The UK regulator has offered new guidance on how firms can ensure compliance in a distributed work environment while remaining vigilant against the risk of insider trading.

Delivering a speech as part of the City Financial Global Event, Julia Hoggett, Director, Market Oversight at the Financial Conduct Authority (FCA) said the recent boom in capital raising activity “has the potential to give rise to a great deal of inside information which must be appropriately handled.”

The Enhanced Potential for Insider Trading

While the risk of insider trading is nothing new, it represents a different challenge due to the unfamiliar circumstances that firms and their employees currently find themselves in.

“It is absolutely the case that this risk has always existed, but when the separation between work and home life is perhaps harder for some people to navigate, it may be all the more important and acute,” Hoggett continued.

Another factor to consider in relation to insider trading is the direct effect that the pandemic has had on a business, “…knowledge that an entire businesses’ operations would have to shut, or indeed could open again; knowledge of whether a company had utilized the furlough scheme or any of the pandemic lending schemes; information about the pace of cashflow burn – all issues that might either not have come up in the past, or not have been material, but which now are.”

Managing the Increasing Number Of Alerts

We’ve been hearing since March that increased market volatility has resulted in a surge in alert volumes across the board. While the FCA is sympathetic to the difficulty this has created for financial compliance teams, Hoggett made it clear that it is no excuse for firms to “submit poor quality Suspicious Transaction and Order Reports (STORs), simply because they have had more alerts.”

She added that, while STOR submissions had begun returning to normalized levels, if any firm has a significant backlog they should contact the STOR Supervision team to provide anticipated timeframes for clearance.

Updating Compliance Policies To Reflect Home Working

Another theme that Hoggett stressed was the need for unilateral surveillance and recording regardless of employee location. “Our expectation is that going forward, office and working from home arrangements should be equivalent – this is not a market for information that we wish to see be arbitraged.”

In addition, firms need to update their policies to reflect the new working environment with specific reference to the risk of using personal devices. “These policies should be demonstrable to us and to your audit teams. It should go without saying that policies should prevent the use of privately owned devices for relevant activities where recording is not possible.”

It’s one thing to simply have an updated policy, but firms need to ensure that it is reinforced and understood. This is harder at a time where compliance culture is cultivated remotely, so firms should consider how they communicate any policy changes to ensure they are widely adopted.

On The Whole, The Market Is Relatively Clean

One particularly interesting stat referred to by Hoggett is the new Potentially Anomalous Trading Ratio (PATR). In use since 2019, the metric provides a snapshot of how prevalent potentially non-compliant trading is in the UK market. 

The data shows that 0.8% of all relevant trading in 2019 required further review due to the PATR metric, with 6.7% of those flagged activities categorized as true positives worthy of further review. That indicates that roughly 0.05% of all trades are considered true positives and further scrutinized. 

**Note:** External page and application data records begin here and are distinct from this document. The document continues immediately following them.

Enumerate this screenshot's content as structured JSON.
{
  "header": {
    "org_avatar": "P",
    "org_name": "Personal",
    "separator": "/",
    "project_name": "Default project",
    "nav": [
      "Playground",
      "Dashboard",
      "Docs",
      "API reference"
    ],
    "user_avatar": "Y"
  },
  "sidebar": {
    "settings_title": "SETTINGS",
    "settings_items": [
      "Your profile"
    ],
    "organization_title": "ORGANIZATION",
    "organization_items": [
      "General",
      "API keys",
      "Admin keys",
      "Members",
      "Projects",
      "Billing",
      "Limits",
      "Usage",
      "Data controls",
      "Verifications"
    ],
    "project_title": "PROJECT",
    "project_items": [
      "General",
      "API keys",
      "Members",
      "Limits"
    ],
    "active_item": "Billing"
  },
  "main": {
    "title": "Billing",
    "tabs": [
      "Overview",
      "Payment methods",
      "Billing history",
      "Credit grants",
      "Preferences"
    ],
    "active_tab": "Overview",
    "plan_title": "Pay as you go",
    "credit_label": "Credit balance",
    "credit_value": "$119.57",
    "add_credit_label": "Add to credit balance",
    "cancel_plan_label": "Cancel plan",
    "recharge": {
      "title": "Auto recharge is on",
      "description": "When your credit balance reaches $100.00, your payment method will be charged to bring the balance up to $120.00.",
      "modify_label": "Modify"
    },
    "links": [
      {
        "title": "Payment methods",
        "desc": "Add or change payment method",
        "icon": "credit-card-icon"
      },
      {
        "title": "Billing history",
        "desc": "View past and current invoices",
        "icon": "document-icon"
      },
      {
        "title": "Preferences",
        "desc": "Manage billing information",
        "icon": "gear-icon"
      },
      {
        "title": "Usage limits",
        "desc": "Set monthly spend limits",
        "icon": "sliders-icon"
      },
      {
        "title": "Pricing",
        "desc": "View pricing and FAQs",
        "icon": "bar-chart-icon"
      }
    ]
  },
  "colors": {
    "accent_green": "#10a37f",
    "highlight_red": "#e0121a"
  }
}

But why wait for the FCA to uncover potentially harmful trades happening at your firm? Companies utilizing Behavox Compliance have reported 3x the number of escalations compared to legacy solutions and a 90% reduction in false positives. This helps them find bad actors quickly and accurately, protecting the integrity of their operations and preserving the trust of their clients – before it’s too late.